    We can prove that all men are obliged to practice religion, because all men are entirely dependent on God, and must recognize that dependence by honoring Him and praying to Him. It is absolutely necessary for us to practice religion. God gives us no choice in the matter. Our chief business in life, the business which God commands us to attend to, is to go to God. And this depends on our practice of religion.

    It is by religion that we fulfill the purpose for which we were created. By believing what God has revealed, we know God. By knowing God, we cannot help but love Him. By practicing what we learn and obeying God's commands, we serve Him. "He who has My commandments and keeps them, he it is who loves Me" (John 14:21).

    Many people spend their lives in a vain pursuit of riches, honors, and pleasures. But these never satisfy the heart of man even on earth. Besides, they have to be left behind when the hour of death comes. We learn to know, love, and serve God from Jesus Christ, the Son of God, Who teaches us through the Roman Catholic Church.

    The study in which Jesus Christ teaches us about God and how to know, love, and serve Him, is the study of Religion. It is the most important study anyone can undertake. The neglect of this study is the root cause of crime in the world at present. Without a knowledge of God men give way to their basest passions.

    Our salvation is much more important than a knowledge of physics, poetry, or history. All our science and knowledge, with our wealth and honors, will be profitless if we do not save our soul. "What does it profit a man, if he gain the whole world, but suffer the loss of his own soul?" (Matthew 16:26).

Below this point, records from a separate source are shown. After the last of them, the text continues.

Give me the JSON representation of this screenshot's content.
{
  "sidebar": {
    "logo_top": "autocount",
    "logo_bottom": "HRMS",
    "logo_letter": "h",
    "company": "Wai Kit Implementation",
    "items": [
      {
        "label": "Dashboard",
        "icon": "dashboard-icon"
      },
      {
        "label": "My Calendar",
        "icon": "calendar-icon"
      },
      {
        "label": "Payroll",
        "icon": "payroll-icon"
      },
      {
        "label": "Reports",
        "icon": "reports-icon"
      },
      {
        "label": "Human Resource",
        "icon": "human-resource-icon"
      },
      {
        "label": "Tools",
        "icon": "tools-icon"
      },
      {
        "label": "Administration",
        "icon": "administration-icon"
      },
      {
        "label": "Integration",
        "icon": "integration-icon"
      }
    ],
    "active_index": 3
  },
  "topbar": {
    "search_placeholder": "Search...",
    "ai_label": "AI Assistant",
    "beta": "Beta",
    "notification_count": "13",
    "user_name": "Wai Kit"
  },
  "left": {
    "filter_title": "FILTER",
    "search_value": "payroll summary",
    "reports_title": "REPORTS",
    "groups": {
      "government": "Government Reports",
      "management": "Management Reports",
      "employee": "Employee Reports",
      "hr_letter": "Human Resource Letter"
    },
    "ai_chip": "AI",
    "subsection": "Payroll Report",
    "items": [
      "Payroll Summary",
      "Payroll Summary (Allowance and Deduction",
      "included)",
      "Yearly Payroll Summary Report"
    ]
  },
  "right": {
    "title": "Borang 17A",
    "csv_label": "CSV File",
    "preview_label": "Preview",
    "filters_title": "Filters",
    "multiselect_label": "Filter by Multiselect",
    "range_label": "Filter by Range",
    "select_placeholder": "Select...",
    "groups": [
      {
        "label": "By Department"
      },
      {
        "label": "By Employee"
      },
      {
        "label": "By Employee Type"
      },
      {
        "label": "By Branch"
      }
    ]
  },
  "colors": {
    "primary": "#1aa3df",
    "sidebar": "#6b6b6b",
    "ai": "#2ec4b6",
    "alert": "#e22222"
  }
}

    This study needs thought and attention. We need to listen to a good teacher. We cannot study it well by ourselves alone. The deacon Philip asked the Ethiopian reading Holy Scripture: "'Dost thou then understand what thou art reading?' But he said, 'Why, how can I, unless someone shows me?'" (Acts 8:31).

    Those that advocate no study of religion are generally termed free-thinkers, agnostics, skeptics, and rationalists. These thinkers claim that all problems can be solved by the use of the intellect alone, without necessity of any principle, law, dogma or authority. "Freedom of thought" has a pleasant sound, but it is against reason; by it the mind is fettered by error. We submit our minds freely to natural and scientific truths; that is true freedom. If there is no freedom of thought in mathematics, why in religion? "Freedom of thought" is evidently a contradiction; we are not free to think what is not the truth. There are fundamental laws that bind the intellect. For instance, are we free to believe that the sun revolves around the earth, even if it appears to do so?

    The intelligent man, in order to attain the kind of freedom humanly possible, should find out to which authority he must submit; he must discover which is the Law. And this is why the rational man studies Religion, to find out this fundamental Law.

    Next issue: The Apostles' Creed
    September 5-7, 2004
    vol 15, no. 169